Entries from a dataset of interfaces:
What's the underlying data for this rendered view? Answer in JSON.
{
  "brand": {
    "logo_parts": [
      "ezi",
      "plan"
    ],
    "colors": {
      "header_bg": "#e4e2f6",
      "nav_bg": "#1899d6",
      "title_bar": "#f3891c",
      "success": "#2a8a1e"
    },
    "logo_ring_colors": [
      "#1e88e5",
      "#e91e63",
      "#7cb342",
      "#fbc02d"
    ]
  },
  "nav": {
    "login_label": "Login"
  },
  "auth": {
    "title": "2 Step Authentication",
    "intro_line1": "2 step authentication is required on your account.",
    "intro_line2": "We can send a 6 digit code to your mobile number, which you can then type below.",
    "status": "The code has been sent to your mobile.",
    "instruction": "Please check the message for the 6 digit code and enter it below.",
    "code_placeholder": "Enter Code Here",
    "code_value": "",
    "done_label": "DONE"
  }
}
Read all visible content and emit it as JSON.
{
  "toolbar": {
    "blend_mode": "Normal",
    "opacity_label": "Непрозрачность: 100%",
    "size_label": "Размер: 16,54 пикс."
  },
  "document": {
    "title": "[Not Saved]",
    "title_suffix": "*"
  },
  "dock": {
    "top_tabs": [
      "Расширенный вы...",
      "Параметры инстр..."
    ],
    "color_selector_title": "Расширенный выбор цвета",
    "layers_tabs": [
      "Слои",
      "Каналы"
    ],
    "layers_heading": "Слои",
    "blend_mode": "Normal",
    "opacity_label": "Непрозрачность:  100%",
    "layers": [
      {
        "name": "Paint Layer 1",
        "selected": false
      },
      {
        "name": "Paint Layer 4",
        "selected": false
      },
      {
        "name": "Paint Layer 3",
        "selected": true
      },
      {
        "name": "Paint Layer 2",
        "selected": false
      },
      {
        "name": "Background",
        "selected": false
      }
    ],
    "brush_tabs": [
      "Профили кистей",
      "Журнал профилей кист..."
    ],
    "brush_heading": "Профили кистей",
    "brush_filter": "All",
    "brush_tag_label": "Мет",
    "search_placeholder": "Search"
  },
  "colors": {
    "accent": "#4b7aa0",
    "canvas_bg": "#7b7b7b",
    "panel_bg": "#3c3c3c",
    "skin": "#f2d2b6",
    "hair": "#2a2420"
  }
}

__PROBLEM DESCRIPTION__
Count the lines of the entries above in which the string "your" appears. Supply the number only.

__EXERCISE OUTPUT__
3